━━━━━ Supplied material ━━━━━
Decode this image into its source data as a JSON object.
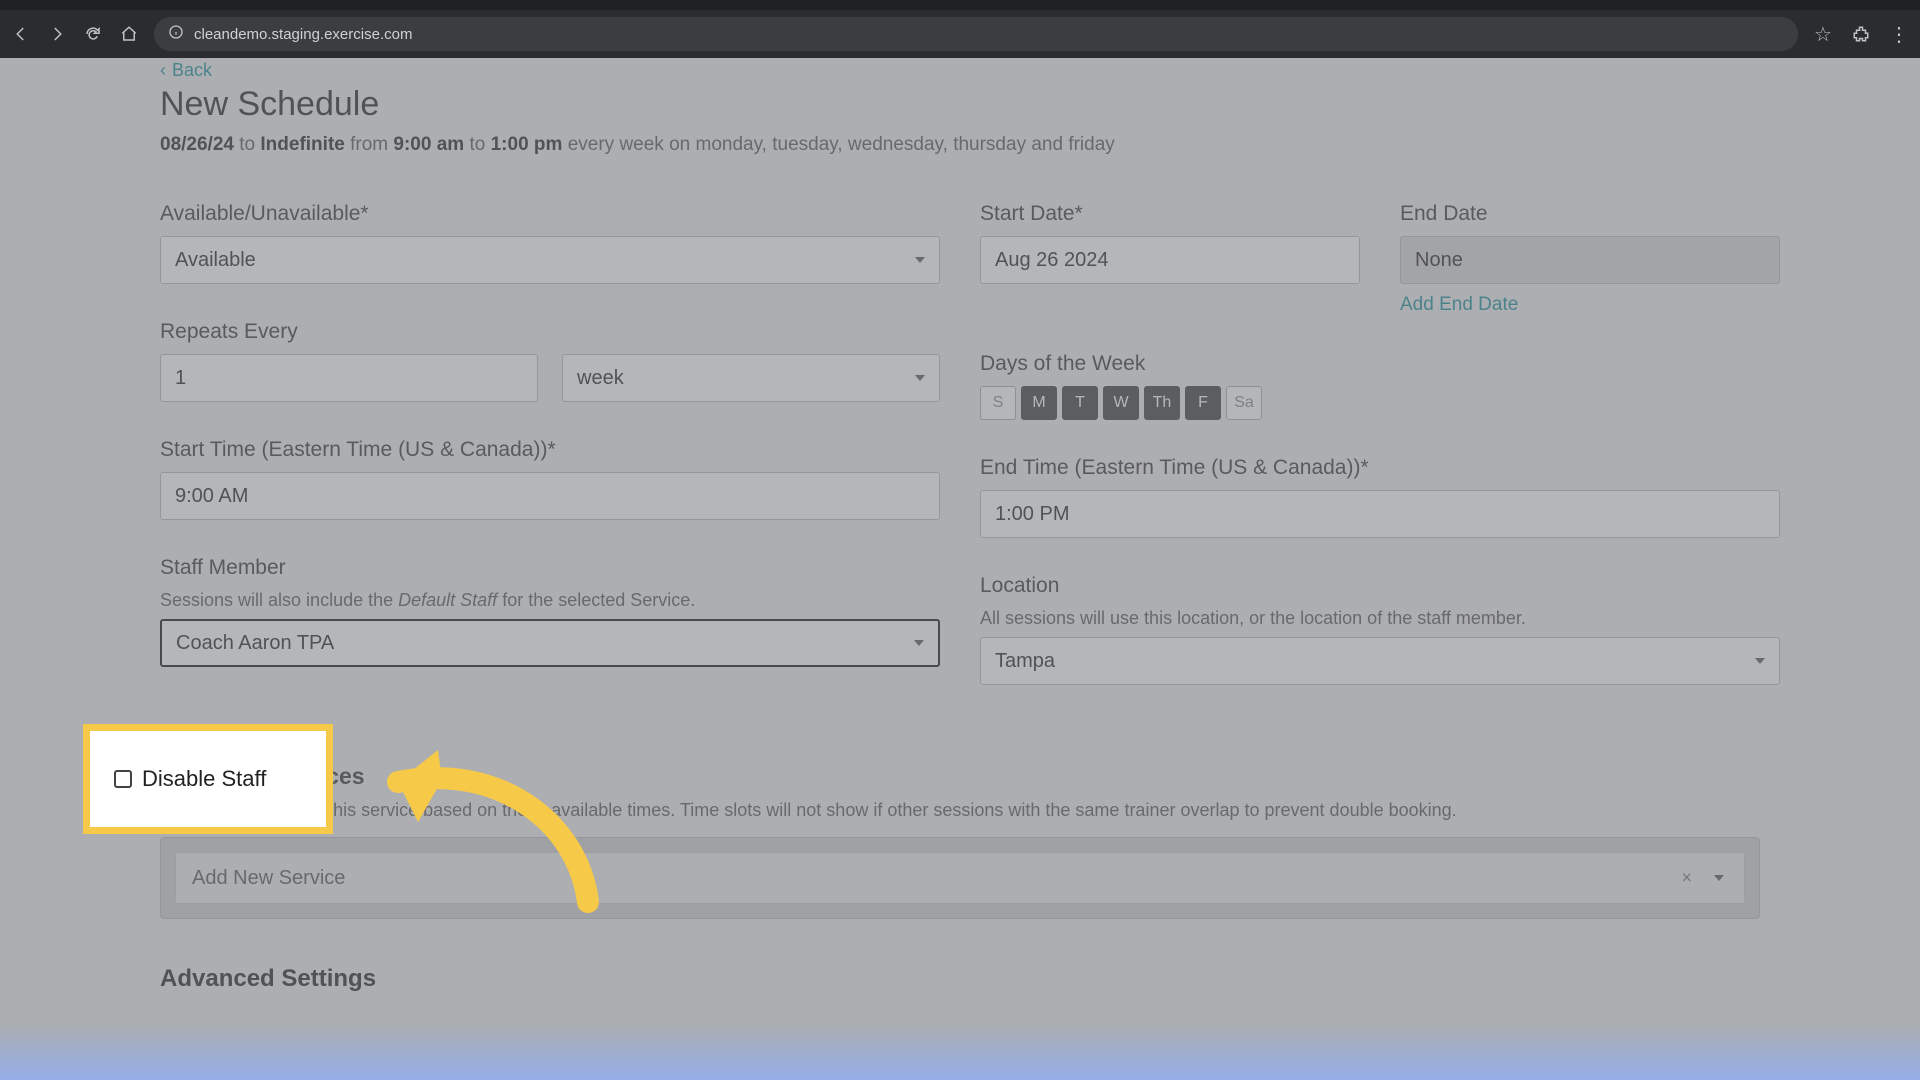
{
  "browser": {
    "url": "cleandemo.staging.exercise.com"
  },
  "header": {
    "back": "Back",
    "title": "New Schedule",
    "summary_date": "08/26/24",
    "summary_to_word": "to",
    "summary_end": "Indefinite",
    "summary_from_word": "from",
    "summary_start_time": "9:00 am",
    "summary_to_word2": "to",
    "summary_end_time": "1:00 pm",
    "summary_tail": "every week on monday, tuesday, wednesday, thursday and friday"
  },
  "labels": {
    "available": "Available/Unavailable*",
    "start_date": "Start Date*",
    "end_date": "End Date",
    "repeats": "Repeats Every",
    "days": "Days of the Week",
    "start_time": "Start Time (Eastern Time (US & Canada))*",
    "end_time": "End Time (Eastern Time (US & Canada))*",
    "staff": "Staff Member",
    "staff_help_a": "Sessions will also include the ",
    "staff_help_i": "Default Staff",
    "staff_help_b": " for the selected Service.",
    "location": "Location",
    "location_help": "All sessions will use this location, or the location of the staff member.",
    "add_end_date": "Add End Date",
    "bookable": "Bookable Services",
    "bookable_help": "Allow clients to book this service based on these available times. Time slots will not show if other sessions with the same trainer overlap to prevent double booking.",
    "add_service_placeholder": "Add New Service",
    "advanced": "Advanced Settings",
    "disable_staff": "Disable Staff"
  },
  "values": {
    "available": "Available",
    "start_date": "Aug 26 2024",
    "end_date": "None",
    "repeats_num": "1",
    "repeats_unit": "week",
    "start_time": "9:00 AM",
    "end_time": "1:00 PM",
    "staff": "Coach Aaron TPA",
    "location": "Tampa"
  },
  "days": [
    {
      "abbr": "S",
      "on": false
    },
    {
      "abbr": "M",
      "on": true
    },
    {
      "abbr": "T",
      "on": true
    },
    {
      "abbr": "W",
      "on": true
    },
    {
      "abbr": "Th",
      "on": true
    },
    {
      "abbr": "F",
      "on": true
    },
    {
      "abbr": "Sa",
      "on": false
    }
  ],
  "colors": {
    "highlight": "#f7c948",
    "teal": "#158f9b"
  }
}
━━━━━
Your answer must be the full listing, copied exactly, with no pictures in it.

(Answer to the problem)
Decode this image into its source data as a JSON object.
{
  "browser": {
    "url": "cleandemo.staging.exercise.com"
  },
  "header": {
    "back": "Back",
    "title": "New Schedule",
    "summary_date": "08/26/24",
    "summary_to_word": "to",
    "summary_end": "Indefinite",
    "summary_from_word": "from",
    "summary_start_time": "9:00 am",
    "summary_to_word2": "to",
    "summary_end_time": "1:00 pm",
    "summary_tail": "every week on monday, tuesday, wednesday, thursday and friday"
  },
  "labels": {
    "available": "Available/Unavailable*",
    "start_date": "Start Date*",
    "end_date": "End Date",
    "repeats": "Repeats Every",
    "days": "Days of the Week",
    "start_time": "Start Time (Eastern Time (US & Canada))*",
    "end_time": "End Time (Eastern Time (US & Canada))*",
    "staff": "Staff Member",
    "staff_help_a": "Sessions will also include the ",
    "staff_help_i": "Default Staff",
    "staff_help_b": " for the selected Service.",
    "location": "Location",
    "location_help": "All sessions will use this location, or the location of the staff member.",
    "add_end_date": "Add End Date",
    "bookable": "Bookable Services",
    "bookable_help": "Allow clients to book this service based on these available times. Time slots will not show if other sessions with the same trainer overlap to prevent double booking.",
    "add_service_placeholder": "Add New Service",
    "advanced": "Advanced Settings",
    "disable_staff": "Disable Staff"
  },
  "values": {
    "available": "Available",
    "start_date": "Aug 26 2024",
    "end_date": "None",
    "repeats_num": "1",
    "repeats_unit": "week",
    "start_time": "9:00 AM",
    "end_time": "1:00 PM",
    "staff": "Coach Aaron TPA",
    "location": "Tampa"
  },
  "days": [
    {
      "abbr": "S",
      "on": false
    },
    {
      "abbr": "M",
      "on": true
    },
    {
      "abbr": "T",
      "on": true
    },
    {
      "abbr": "W",
      "on": true
    },
    {
      "abbr": "Th",
      "on": true
    },
    {
      "abbr": "F",
      "on": true
    },
    {
      "abbr": "Sa",
      "on": false
    }
  ],
  "colors": {
    "highlight": "#f7c948",
    "teal": "#158f9b"
  }
}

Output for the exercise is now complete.